Anger can be classified into two categories: passive and aggressive. Passive anger has revealing signs: your child gives you the quiet treatment or murmur; he avoids eye contact and chooses to stay in his room. Be aware however, that unvoiced anger can grow into something mean, possibly even dangerous.
Aggressive anger is more obvious. It can lead to physical harm of oneself and others; it could even lead to death. General behaviors of aggressive anger are terrorization, physical and verbal violence, harshness, bullying, selfishness, blaming, and instability.
The setback is that any or all of these traits may be there in a child at one time or another. The appearance of such behaviors does not always mean that the child has an anger problem in need of treatment; yet their occurrence should be a sign to the parent that anger management for children skills need to be educated so that the child can learn how to sort out his emotional issues.
Children can be big problems in the society when they grow up with unmanaged anger. It is very important to teach children on how to deal with negative emotions in proper ways in their early childhood years.

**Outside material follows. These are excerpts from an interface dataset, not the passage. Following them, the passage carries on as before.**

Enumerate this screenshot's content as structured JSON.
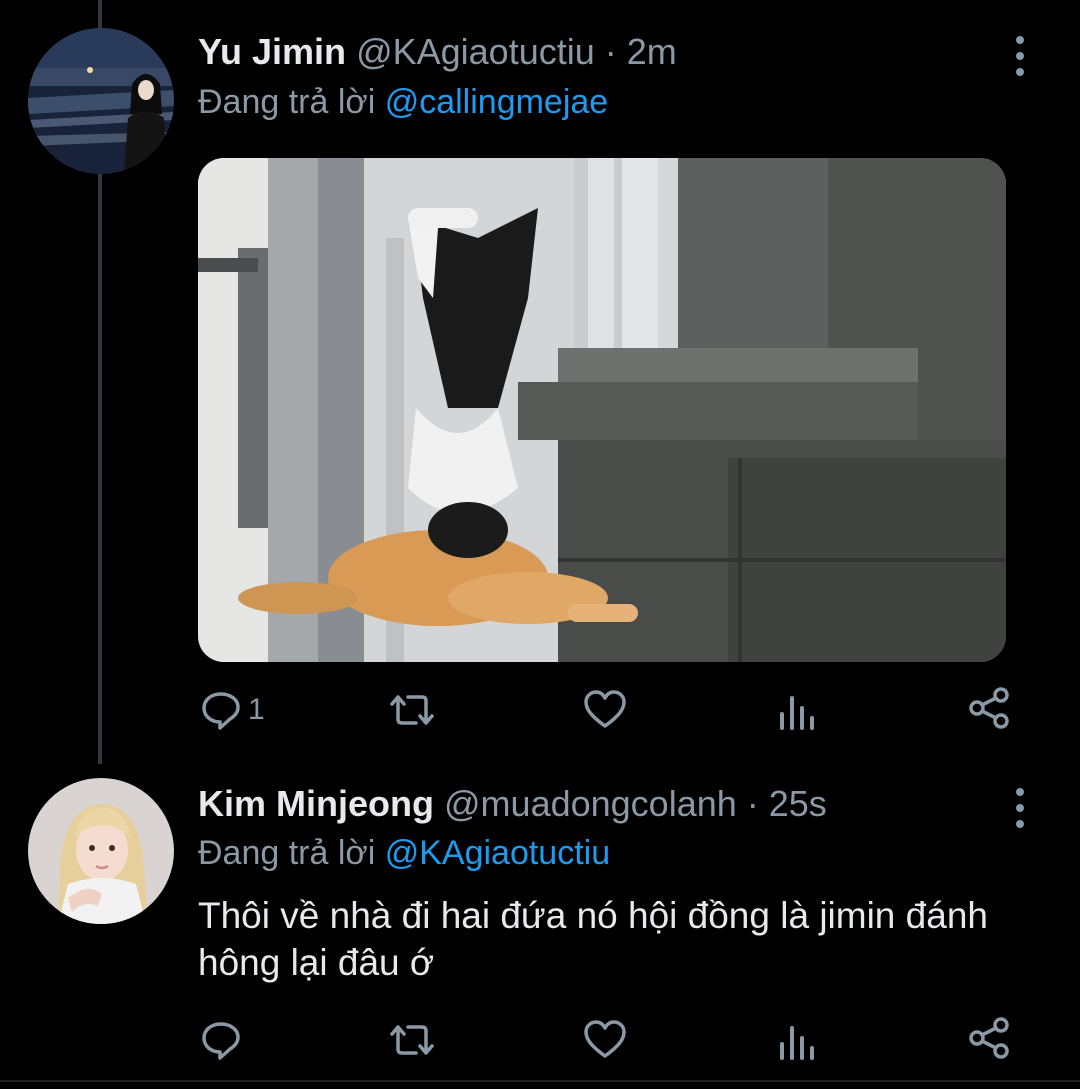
{
  "colors": {
    "background": "#000000",
    "text": "#e7e9ea",
    "secondary": "#8b98a5",
    "link": "#1d9bf0"
  },
  "tweets": [
    {
      "name": "Yu Jimin",
      "handle": "@KAgiaotuctiu",
      "separator": " · ",
      "time": "2m",
      "reply_prefix": "Đang trả lời ",
      "reply_to": "@callingmejae",
      "text": "",
      "reply_count": "1",
      "avatar_icon": "avatar-photo-night-sea",
      "media_icon": "cat-photo"
    },
    {
      "name": "Kim Minjeong",
      "handle": "@muadongcolanh",
      "separator": " · ",
      "time": "25s",
      "reply_prefix": "Đang trả lời ",
      "reply_to": "@KAgiaotuctiu",
      "text": "Thôi về nhà đi hai đứa nó hội đồng là jimin đánh hông lại đâu ớ",
      "reply_count": "",
      "avatar_icon": "avatar-photo-blonde",
      "media_icon": ""
    }
  ],
  "action_icons": [
    "reply-icon",
    "retweet-icon",
    "like-icon",
    "analytics-icon",
    "share-icon"
  ]
}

Here are some children anger management guidelines that would help you and your children to have a more enjoyable and peaceful home atmosphere.

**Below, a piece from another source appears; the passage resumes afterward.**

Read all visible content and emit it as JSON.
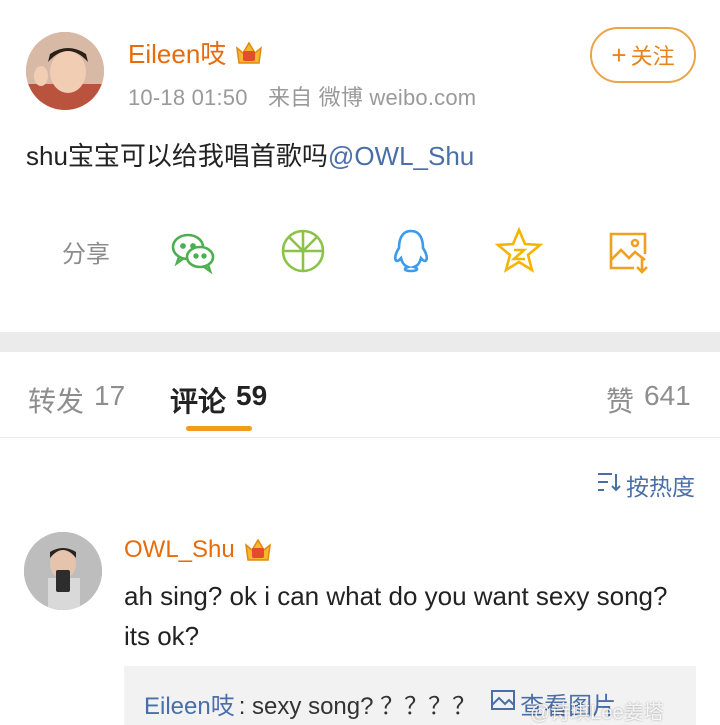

When dealing with toddlers or preschoolers, it is important to be calm during tantrums as you know that they are still learning to control their tempers. But parents must be firm and constant in giving out discipline so your child will consider you seriously. Anger management tips for young children include breaks and diverting little children from discontented feelings when they impend to break out into angry behavior.

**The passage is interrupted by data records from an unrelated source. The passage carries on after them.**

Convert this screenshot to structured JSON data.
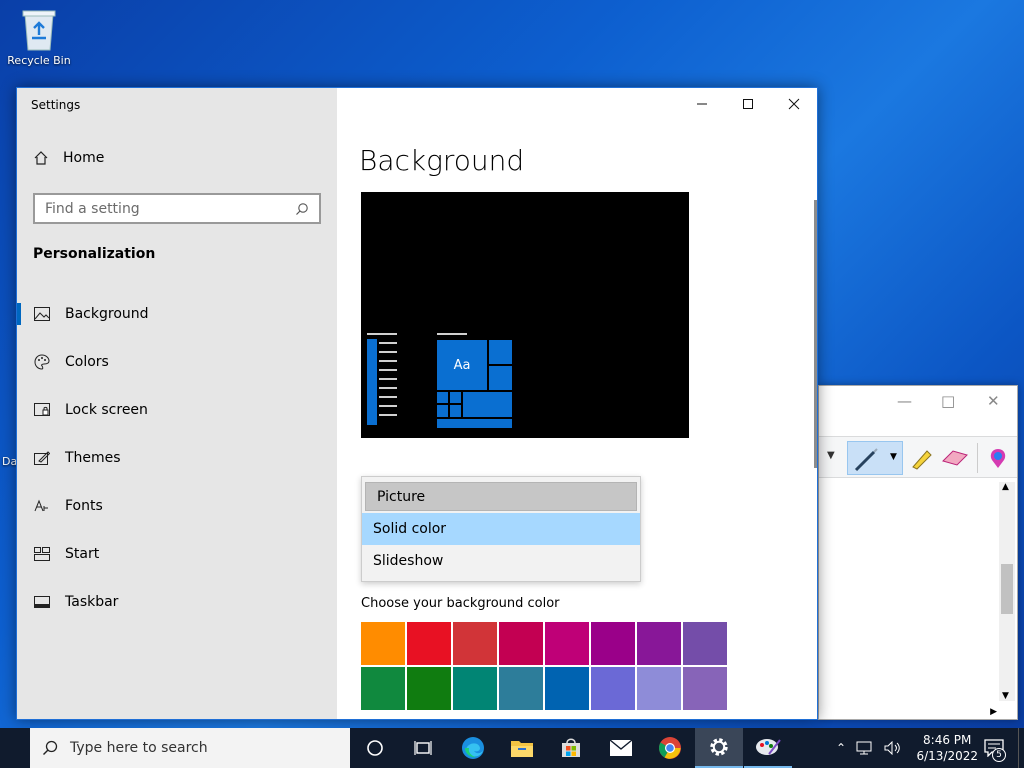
{
  "desktop": {
    "recycle_bin_label": "Recycle Bin",
    "edge_clip_label": "Da"
  },
  "settings": {
    "window_title": "Settings",
    "home_label": "Home",
    "search_placeholder": "Find a setting",
    "section_title": "Personalization",
    "nav_items": [
      {
        "label": "Background",
        "icon": "picture-icon",
        "active": true
      },
      {
        "label": "Colors",
        "icon": "palette-icon"
      },
      {
        "label": "Lock screen",
        "icon": "lock-screen-icon"
      },
      {
        "label": "Themes",
        "icon": "themes-icon"
      },
      {
        "label": "Fonts",
        "icon": "fonts-icon"
      },
      {
        "label": "Start",
        "icon": "start-icon"
      },
      {
        "label": "Taskbar",
        "icon": "taskbar-icon"
      }
    ],
    "page_title": "Background",
    "preview_tile_text": "Aa",
    "background_options": [
      "Picture",
      "Solid color",
      "Slideshow"
    ],
    "selected_option": "Solid color",
    "choose_color_label": "Choose your background color",
    "color_swatches": [
      "#ff8c00",
      "#e81123",
      "#d13438",
      "#c30052",
      "#bf0077",
      "#9a0089",
      "#881798",
      "#744da9",
      "#10893e",
      "#107c10",
      "#018574",
      "#2d7d9a",
      "#0063b1",
      "#6b69d6",
      "#8e8cd8",
      "#8764b8"
    ]
  },
  "taskbar": {
    "search_placeholder": "Type here to search",
    "time": "8:46 PM",
    "date": "6/13/2022",
    "notification_count": "5"
  }
}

When dealing with teen children, you should replace discipline with diplomacy. Parents should learn how to be good listeners to their children. You could ask your son or daughter about their problems and concerns or even their social activities. Children should know in clearly which behaviors should not be allowed at home and even in their schools and in public places, such as the use of vulgar words, grabbing and throwing things, slamming doors, or refusing to do with house chores. Parents might also incorporate rewards for self-discipline and proper anger management. Rewards could be money, extra time to be with friends, extra time on the computer, or television. Parents should be balanced between love coupled with forgiveness and discipline. Let your children know you are on their side, but that as they grow up, they must become responsible for controlling their own emotions, including anger, in ways that are socially acceptable.